• **DATA PROVIDED**
◇ ◇ ◇ ◇ ◇ ◇ ◇
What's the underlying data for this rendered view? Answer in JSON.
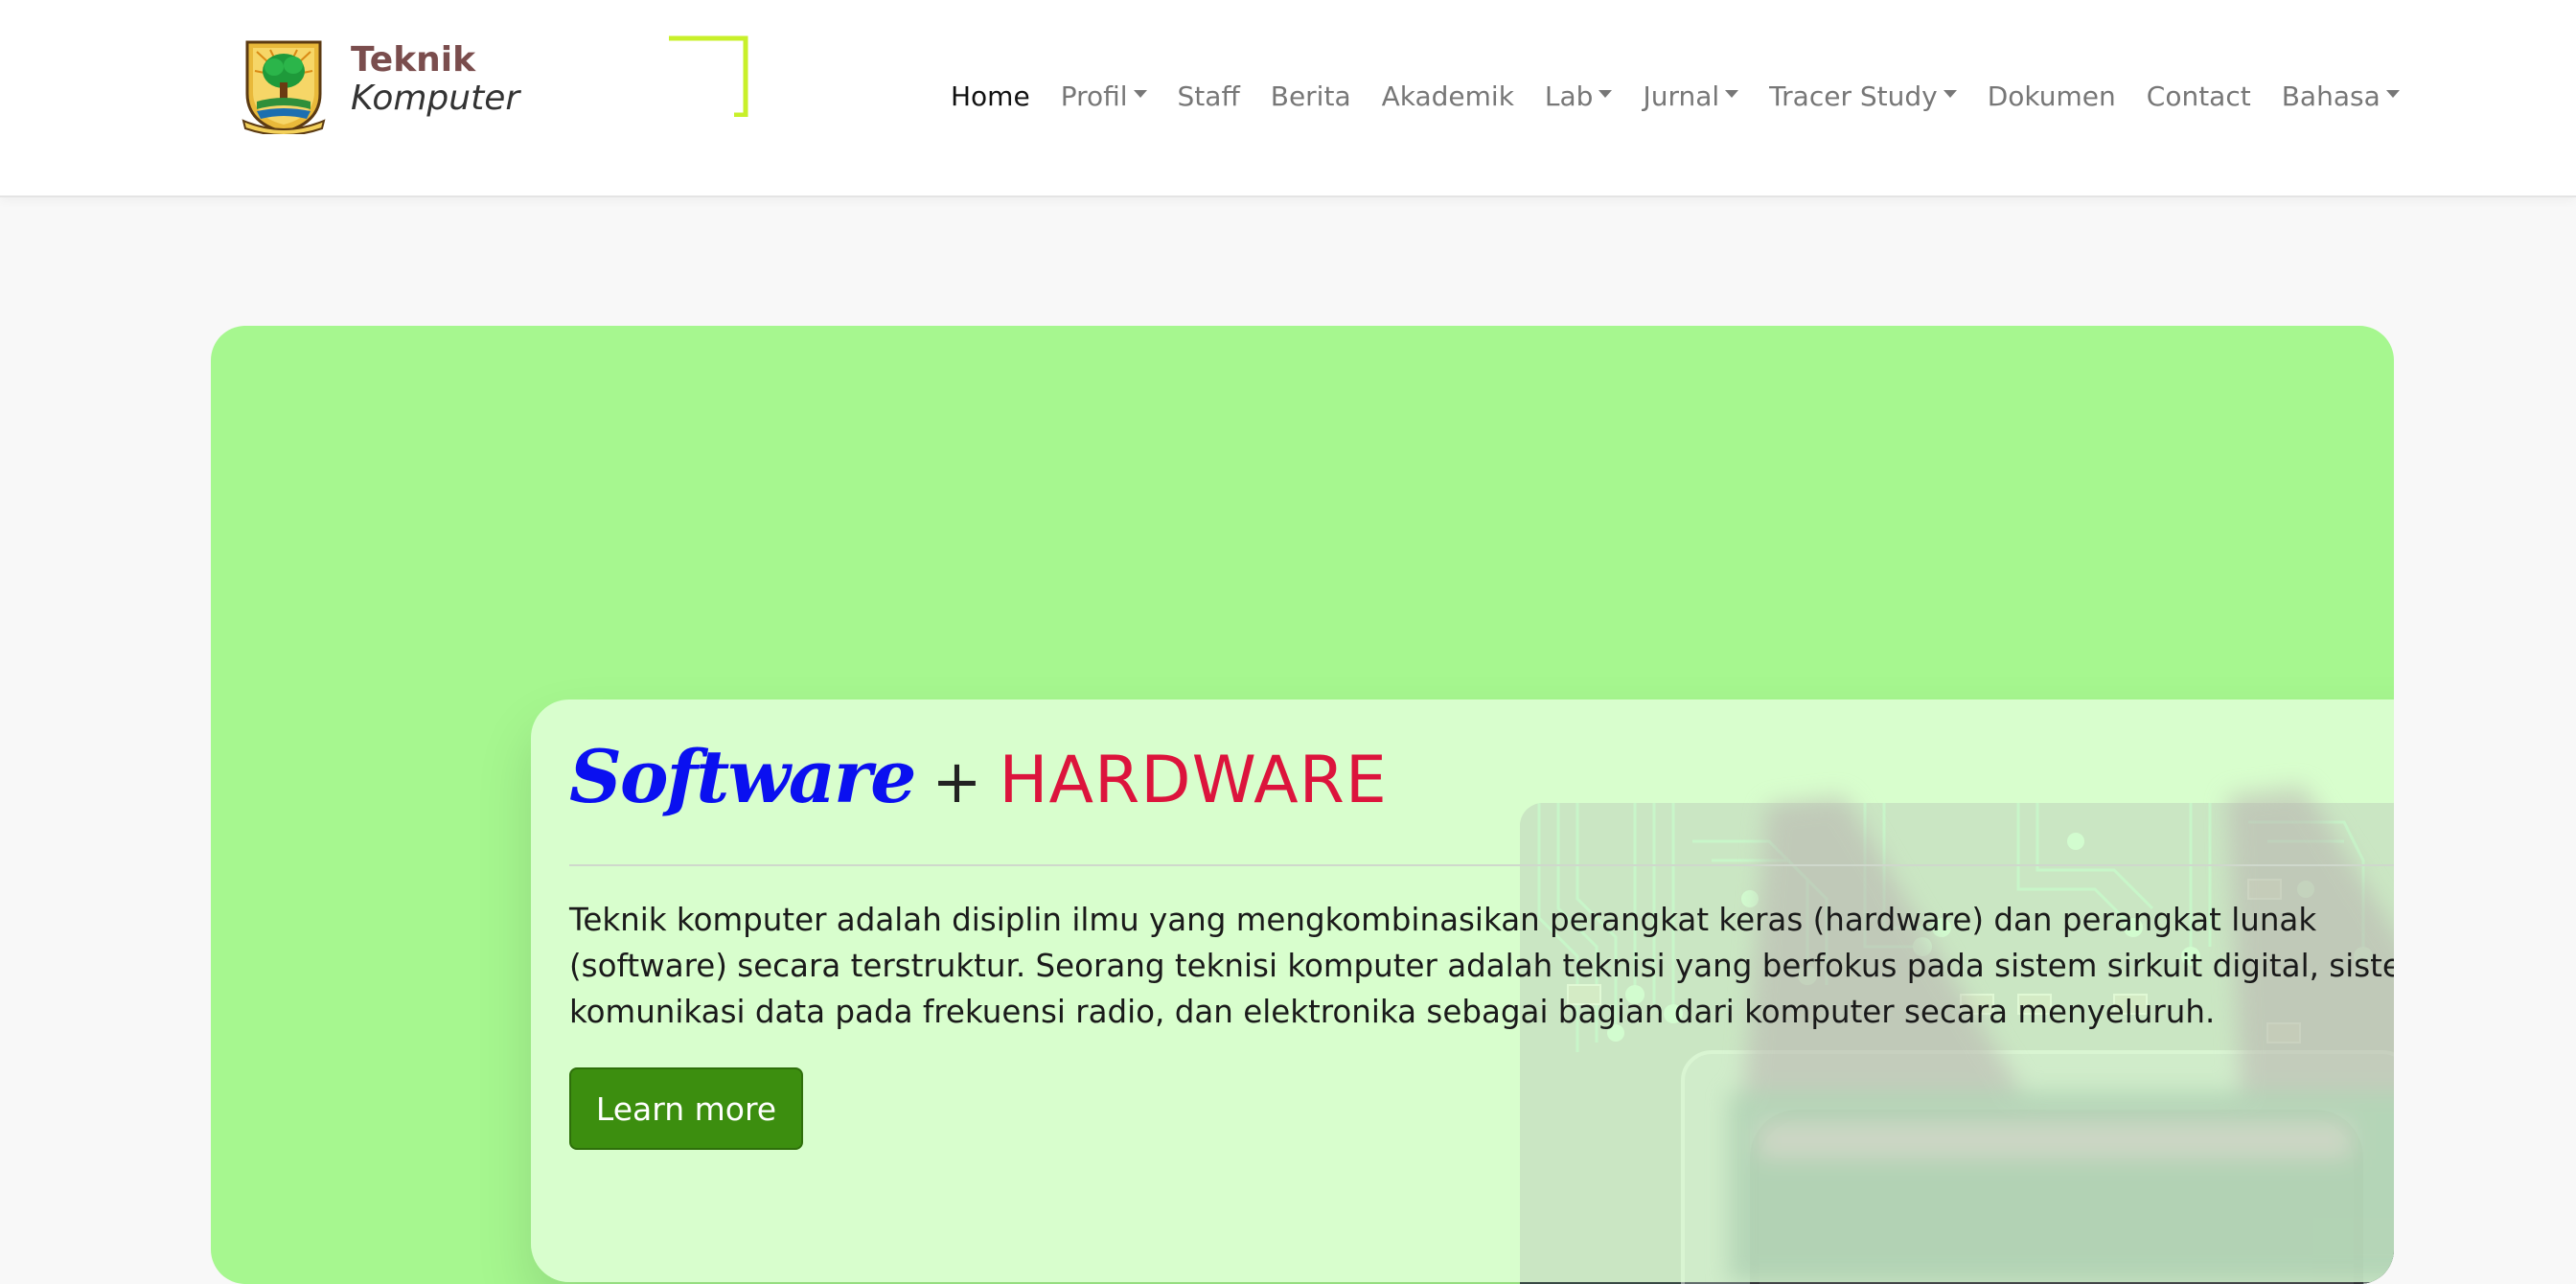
{
  "brand": {
    "line1": "Teknik",
    "line2": "Komputer"
  },
  "nav": {
    "items": [
      {
        "label": "Home",
        "dropdown": false,
        "active": true
      },
      {
        "label": "Profil",
        "dropdown": true
      },
      {
        "label": "Staff",
        "dropdown": false
      },
      {
        "label": "Berita",
        "dropdown": false
      },
      {
        "label": "Akademik",
        "dropdown": false
      },
      {
        "label": "Lab",
        "dropdown": true
      },
      {
        "label": "Jurnal",
        "dropdown": true
      },
      {
        "label": "Tracer Study",
        "dropdown": true
      },
      {
        "label": "Dokumen",
        "dropdown": false
      },
      {
        "label": "Contact",
        "dropdown": false
      },
      {
        "label": "Bahasa",
        "dropdown": true
      }
    ]
  },
  "hero": {
    "title_software": "Software",
    "title_plus": "+",
    "title_hardware": "HARDWARE",
    "description": "Teknik komputer adalah disiplin ilmu yang mengkombinasikan perangkat keras (hardware) dan perangkat lunak (software) secara terstruktur. Seorang teknisi komputer adalah teknisi yang berfokus pada sistem sirkuit digital, sistem komunikasi data pada frekuensi radio, dan elektronika sebagai bagian dari komputer secara menyeluruh.",
    "button_label": "Learn more"
  },
  "colors": {
    "hero_background": "#a6f78f",
    "title_software": "#0a10f0",
    "title_hardware": "#dc143c",
    "button": "#3c8e0f",
    "brand_text": "#7a4d4d",
    "brand_accent": "#c8f02a"
  },
  "icons": {
    "logo": "university-crest-icon",
    "caret": "caret-down-icon",
    "hero_image": "circuit-board-image"
  }
}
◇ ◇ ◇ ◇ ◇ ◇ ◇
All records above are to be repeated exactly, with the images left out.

What's the underlying data for this rendered view? Answer in JSON.
{
  "brand": {
    "line1": "Teknik",
    "line2": "Komputer"
  },
  "nav": {
    "items": [
      {
        "label": "Home",
        "dropdown": false,
        "active": true
      },
      {
        "label": "Profil",
        "dropdown": true
      },
      {
        "label": "Staff",
        "dropdown": false
      },
      {
        "label": "Berita",
        "dropdown": false
      },
      {
        "label": "Akademik",
        "dropdown": false
      },
      {
        "label": "Lab",
        "dropdown": true
      },
      {
        "label": "Jurnal",
        "dropdown": true
      },
      {
        "label": "Tracer Study",
        "dropdown": true
      },
      {
        "label": "Dokumen",
        "dropdown": false
      },
      {
        "label": "Contact",
        "dropdown": false
      },
      {
        "label": "Bahasa",
        "dropdown": true
      }
    ]
  },
  "hero": {
    "title_software": "Software",
    "title_plus": "+",
    "title_hardware": "HARDWARE",
    "description": "Teknik komputer adalah disiplin ilmu yang mengkombinasikan perangkat keras (hardware) dan perangkat lunak (software) secara terstruktur. Seorang teknisi komputer adalah teknisi yang berfokus pada sistem sirkuit digital, sistem komunikasi data pada frekuensi radio, dan elektronika sebagai bagian dari komputer secara menyeluruh.",
    "button_label": "Learn more"
  },
  "colors": {
    "hero_background": "#a6f78f",
    "title_software": "#0a10f0",
    "title_hardware": "#dc143c",
    "button": "#3c8e0f",
    "brand_text": "#7a4d4d",
    "brand_accent": "#c8f02a"
  },
  "icons": {
    "logo": "university-crest-icon",
    "caret": "caret-down-icon",
    "hero_image": "circuit-board-image"
  }
}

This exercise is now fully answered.